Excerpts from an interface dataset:
________________________

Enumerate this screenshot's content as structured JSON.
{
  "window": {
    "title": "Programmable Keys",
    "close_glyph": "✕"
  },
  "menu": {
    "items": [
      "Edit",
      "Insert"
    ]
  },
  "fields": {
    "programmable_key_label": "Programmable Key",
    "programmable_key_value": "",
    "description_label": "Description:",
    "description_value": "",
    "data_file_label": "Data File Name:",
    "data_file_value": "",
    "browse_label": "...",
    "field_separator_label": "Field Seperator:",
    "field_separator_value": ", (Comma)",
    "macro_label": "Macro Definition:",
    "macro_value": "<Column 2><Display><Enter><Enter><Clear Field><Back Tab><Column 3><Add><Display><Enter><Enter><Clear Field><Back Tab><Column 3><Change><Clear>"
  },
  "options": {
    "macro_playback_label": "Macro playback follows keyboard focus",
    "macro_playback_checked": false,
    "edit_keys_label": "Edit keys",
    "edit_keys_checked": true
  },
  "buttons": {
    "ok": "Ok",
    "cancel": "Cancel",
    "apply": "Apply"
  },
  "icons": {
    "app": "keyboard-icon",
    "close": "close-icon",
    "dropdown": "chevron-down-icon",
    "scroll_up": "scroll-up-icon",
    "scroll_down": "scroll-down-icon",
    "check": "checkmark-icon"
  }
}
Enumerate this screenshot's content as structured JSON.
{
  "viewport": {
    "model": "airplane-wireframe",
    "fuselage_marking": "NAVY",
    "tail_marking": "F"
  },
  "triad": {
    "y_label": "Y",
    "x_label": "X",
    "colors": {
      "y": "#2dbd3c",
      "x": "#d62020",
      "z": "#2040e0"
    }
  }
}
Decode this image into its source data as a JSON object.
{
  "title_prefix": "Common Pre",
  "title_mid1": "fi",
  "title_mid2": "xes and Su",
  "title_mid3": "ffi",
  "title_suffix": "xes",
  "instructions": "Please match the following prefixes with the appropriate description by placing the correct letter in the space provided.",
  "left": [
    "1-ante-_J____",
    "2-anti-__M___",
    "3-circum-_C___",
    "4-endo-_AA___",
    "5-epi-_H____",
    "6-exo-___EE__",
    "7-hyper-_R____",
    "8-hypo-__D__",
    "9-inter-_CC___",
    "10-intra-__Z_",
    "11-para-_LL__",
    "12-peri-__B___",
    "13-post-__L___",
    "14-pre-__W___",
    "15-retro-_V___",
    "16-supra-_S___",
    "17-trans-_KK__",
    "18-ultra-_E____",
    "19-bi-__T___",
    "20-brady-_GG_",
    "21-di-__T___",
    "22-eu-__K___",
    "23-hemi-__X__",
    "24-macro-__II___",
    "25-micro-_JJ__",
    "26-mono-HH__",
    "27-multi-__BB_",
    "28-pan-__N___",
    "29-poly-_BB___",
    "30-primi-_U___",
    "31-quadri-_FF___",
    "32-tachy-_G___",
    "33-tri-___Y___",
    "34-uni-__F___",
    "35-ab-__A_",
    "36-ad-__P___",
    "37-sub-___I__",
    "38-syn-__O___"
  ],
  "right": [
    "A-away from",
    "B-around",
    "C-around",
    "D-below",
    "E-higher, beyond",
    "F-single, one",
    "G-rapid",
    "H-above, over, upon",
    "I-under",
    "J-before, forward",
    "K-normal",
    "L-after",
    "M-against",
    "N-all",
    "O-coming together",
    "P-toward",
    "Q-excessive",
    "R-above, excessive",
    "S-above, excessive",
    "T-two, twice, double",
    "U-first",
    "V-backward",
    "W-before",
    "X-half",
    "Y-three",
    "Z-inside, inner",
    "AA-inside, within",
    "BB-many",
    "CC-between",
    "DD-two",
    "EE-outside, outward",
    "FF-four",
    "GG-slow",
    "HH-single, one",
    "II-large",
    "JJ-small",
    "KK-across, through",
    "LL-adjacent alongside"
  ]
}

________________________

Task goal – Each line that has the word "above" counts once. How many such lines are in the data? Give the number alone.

Written response – 3